Day 8: Forsyth/Macon: Even as we watch, the trees get greener. But our purpose in Macon is to see the Cherry Blossoms. They are white and they are everywhere. There is a “Cherry Blossom Trail” map that we got at the info center. A woman Michele met while she was taking pictures said that they get Pink later. I saw a few trees tending toward pink. On the Cherry Blossom Trail most mailboxes had pink ribbons attached; many houses had cutouts of pink poodles in their front lawns.

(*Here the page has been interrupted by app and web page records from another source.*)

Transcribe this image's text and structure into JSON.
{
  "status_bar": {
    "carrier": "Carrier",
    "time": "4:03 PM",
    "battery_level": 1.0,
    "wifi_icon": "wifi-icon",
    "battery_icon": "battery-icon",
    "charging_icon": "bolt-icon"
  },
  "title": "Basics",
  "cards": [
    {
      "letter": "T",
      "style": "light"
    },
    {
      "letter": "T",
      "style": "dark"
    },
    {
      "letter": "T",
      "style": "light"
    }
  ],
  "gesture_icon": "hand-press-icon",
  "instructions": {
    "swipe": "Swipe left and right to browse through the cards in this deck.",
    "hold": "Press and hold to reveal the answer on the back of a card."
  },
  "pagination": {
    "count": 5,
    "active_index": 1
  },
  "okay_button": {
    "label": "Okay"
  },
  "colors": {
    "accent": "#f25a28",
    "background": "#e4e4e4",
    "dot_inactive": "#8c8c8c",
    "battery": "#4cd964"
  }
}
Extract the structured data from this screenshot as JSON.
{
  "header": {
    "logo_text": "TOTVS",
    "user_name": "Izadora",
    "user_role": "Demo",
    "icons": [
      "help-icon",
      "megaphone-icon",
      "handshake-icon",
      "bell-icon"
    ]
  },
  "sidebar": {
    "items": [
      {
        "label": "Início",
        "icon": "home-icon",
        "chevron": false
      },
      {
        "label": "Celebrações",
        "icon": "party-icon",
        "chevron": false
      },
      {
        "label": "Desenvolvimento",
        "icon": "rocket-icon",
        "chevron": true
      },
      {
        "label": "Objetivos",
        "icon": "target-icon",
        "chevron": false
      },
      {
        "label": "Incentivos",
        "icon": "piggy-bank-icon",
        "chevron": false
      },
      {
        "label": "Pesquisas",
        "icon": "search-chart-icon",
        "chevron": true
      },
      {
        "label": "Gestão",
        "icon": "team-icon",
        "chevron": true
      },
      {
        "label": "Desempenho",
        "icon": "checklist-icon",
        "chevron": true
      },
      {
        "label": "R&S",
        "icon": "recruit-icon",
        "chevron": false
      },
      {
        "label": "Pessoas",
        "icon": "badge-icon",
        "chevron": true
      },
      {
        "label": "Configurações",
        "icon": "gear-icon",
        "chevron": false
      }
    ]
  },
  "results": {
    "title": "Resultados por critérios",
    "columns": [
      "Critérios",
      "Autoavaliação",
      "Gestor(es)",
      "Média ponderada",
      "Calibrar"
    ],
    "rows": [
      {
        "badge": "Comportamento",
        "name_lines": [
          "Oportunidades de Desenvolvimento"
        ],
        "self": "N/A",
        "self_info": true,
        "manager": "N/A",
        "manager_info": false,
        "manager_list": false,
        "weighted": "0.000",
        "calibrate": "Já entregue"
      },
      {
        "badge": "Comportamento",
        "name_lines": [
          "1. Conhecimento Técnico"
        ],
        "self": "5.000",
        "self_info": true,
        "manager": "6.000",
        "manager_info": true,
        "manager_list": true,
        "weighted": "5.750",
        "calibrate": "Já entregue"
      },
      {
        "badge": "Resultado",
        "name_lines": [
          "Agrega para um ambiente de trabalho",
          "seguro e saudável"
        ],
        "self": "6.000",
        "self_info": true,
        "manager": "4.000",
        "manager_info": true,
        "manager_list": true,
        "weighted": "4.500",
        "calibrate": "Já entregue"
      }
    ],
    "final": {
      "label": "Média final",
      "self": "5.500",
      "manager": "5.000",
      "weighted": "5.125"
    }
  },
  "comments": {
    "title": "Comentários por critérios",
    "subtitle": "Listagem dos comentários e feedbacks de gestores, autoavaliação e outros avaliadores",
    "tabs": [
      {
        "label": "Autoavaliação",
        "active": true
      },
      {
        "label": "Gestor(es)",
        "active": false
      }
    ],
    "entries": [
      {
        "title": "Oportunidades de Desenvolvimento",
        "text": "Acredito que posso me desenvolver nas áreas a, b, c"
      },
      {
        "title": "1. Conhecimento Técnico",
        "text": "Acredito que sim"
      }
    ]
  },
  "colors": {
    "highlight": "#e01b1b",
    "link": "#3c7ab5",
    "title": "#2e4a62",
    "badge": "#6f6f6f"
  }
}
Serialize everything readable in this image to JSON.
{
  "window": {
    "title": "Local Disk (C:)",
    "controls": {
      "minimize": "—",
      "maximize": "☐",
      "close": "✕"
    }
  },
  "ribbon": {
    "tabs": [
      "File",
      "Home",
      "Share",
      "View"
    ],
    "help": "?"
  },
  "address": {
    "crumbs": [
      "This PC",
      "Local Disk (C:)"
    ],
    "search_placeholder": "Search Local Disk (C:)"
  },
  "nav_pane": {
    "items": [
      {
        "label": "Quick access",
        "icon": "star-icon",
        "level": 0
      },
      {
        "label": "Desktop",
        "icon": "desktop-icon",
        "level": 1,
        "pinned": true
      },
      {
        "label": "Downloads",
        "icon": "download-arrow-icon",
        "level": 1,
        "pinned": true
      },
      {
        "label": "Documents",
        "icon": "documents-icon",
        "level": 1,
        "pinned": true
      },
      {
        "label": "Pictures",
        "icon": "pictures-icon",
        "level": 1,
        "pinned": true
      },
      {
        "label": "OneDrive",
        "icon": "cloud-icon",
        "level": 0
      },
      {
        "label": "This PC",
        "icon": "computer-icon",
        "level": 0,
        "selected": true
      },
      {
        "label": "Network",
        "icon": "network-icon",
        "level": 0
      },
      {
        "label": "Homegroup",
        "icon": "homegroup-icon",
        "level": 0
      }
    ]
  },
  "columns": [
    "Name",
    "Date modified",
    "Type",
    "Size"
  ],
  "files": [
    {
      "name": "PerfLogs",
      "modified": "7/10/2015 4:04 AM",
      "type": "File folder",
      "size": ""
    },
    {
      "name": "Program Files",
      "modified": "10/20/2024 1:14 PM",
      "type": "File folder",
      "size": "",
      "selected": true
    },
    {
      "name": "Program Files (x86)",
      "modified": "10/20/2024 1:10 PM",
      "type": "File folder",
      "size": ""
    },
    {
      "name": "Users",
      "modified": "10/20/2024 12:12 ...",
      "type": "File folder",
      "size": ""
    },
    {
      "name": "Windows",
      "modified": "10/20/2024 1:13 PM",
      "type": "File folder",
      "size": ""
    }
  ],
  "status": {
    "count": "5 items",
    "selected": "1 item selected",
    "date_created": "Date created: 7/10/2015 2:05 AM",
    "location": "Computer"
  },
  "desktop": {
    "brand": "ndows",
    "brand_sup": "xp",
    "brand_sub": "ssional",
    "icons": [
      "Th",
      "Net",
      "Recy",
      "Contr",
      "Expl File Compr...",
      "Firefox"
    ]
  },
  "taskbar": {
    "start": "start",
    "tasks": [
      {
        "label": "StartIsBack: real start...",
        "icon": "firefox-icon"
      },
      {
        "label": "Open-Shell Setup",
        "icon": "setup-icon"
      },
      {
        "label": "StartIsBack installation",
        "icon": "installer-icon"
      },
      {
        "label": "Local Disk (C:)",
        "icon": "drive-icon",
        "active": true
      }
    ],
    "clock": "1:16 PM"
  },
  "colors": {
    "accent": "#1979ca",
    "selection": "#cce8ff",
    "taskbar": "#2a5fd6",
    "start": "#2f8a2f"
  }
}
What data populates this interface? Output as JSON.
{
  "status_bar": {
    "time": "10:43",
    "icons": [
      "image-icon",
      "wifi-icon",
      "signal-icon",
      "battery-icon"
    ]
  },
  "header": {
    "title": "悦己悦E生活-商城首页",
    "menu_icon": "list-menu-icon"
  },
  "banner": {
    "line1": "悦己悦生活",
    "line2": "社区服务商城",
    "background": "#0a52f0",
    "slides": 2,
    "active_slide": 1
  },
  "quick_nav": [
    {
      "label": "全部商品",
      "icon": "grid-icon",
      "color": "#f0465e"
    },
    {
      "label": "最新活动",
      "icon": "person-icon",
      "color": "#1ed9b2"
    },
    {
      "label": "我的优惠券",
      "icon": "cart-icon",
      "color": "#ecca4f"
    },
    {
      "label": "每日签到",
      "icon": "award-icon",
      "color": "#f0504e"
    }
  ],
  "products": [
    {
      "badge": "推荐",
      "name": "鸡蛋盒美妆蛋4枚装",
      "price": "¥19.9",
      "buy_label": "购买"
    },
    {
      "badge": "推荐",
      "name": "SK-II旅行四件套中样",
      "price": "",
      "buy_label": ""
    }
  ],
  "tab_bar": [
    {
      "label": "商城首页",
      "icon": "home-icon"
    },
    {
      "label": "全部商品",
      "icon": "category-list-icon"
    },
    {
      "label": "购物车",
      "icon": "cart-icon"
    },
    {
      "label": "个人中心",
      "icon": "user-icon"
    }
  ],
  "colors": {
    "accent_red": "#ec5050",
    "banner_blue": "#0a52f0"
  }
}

Day 9: Macon to Savannah, GA: We got to see what that woman meant when she told Michele the cherry blossoms turn pink. The trees that were white yesterday were turning pink today. Michele toured some old houses while I got some supplies to fix up a gadget to remind me if the cooler is not being powered. Lucy and I drove around a bit and saw some beautiful old mansions from the days of the old south. A lot of them are split into apartments now. Some had “For Rent” signs in front.